▶ _WORK TASK_: Going through the material below, please gather all lines with the word "circuit" in them.

▶ _DATA FOR REVIEW_:
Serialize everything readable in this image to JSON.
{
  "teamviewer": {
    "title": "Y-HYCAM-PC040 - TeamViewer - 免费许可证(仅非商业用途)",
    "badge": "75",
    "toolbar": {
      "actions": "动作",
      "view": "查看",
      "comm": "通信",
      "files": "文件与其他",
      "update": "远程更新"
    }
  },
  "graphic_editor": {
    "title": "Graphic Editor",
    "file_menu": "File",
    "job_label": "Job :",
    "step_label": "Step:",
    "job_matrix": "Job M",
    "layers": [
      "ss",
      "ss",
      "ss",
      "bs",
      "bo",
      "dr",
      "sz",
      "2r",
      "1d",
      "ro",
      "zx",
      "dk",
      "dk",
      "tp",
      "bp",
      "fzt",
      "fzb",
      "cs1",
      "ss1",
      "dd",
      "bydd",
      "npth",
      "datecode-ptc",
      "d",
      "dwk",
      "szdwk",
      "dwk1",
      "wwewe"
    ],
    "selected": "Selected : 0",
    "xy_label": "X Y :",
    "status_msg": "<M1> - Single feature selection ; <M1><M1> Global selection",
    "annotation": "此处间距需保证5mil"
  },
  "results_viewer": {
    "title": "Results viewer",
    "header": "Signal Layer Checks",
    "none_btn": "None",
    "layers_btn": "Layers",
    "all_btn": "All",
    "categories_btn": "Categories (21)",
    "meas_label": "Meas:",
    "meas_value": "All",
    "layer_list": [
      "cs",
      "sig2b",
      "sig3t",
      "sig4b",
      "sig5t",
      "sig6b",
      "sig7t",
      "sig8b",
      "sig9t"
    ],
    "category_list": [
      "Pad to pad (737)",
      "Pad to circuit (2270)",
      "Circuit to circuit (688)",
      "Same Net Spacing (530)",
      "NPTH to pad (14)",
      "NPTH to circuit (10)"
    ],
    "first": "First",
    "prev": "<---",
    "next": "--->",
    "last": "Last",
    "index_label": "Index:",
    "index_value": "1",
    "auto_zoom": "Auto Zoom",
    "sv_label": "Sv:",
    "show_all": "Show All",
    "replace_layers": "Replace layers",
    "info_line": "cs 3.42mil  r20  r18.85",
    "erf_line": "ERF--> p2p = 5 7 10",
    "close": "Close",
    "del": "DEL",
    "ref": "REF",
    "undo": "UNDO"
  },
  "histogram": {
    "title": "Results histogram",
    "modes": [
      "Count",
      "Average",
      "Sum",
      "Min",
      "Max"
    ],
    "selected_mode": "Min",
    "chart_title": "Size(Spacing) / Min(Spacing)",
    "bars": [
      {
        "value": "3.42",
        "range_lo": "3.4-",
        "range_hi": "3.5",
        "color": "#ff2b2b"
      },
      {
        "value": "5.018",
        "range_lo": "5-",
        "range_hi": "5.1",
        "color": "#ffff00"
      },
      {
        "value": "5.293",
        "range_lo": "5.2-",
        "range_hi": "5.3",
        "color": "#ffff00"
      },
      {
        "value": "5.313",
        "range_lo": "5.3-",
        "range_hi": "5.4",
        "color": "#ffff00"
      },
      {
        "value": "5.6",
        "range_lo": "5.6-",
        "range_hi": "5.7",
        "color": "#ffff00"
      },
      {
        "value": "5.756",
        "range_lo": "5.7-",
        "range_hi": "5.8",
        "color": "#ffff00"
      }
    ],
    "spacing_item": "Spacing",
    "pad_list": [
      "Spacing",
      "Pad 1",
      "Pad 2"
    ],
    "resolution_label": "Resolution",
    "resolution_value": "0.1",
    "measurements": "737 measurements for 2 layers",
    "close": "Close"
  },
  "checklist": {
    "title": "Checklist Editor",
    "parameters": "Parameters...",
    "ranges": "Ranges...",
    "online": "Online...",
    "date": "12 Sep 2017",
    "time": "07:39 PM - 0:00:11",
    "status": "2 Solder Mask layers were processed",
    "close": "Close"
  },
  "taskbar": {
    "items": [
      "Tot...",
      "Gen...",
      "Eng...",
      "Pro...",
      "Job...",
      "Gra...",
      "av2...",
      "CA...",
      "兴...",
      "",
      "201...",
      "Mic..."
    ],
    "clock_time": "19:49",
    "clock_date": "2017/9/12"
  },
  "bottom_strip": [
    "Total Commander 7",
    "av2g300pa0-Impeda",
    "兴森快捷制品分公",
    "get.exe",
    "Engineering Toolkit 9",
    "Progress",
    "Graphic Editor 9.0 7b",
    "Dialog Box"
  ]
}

▶ _OUTPUT OF THE EXERCISE_:
      "Pad to circuit (2270)",
      "Circuit to circuit (688)",
      "NPTH to circuit (10)"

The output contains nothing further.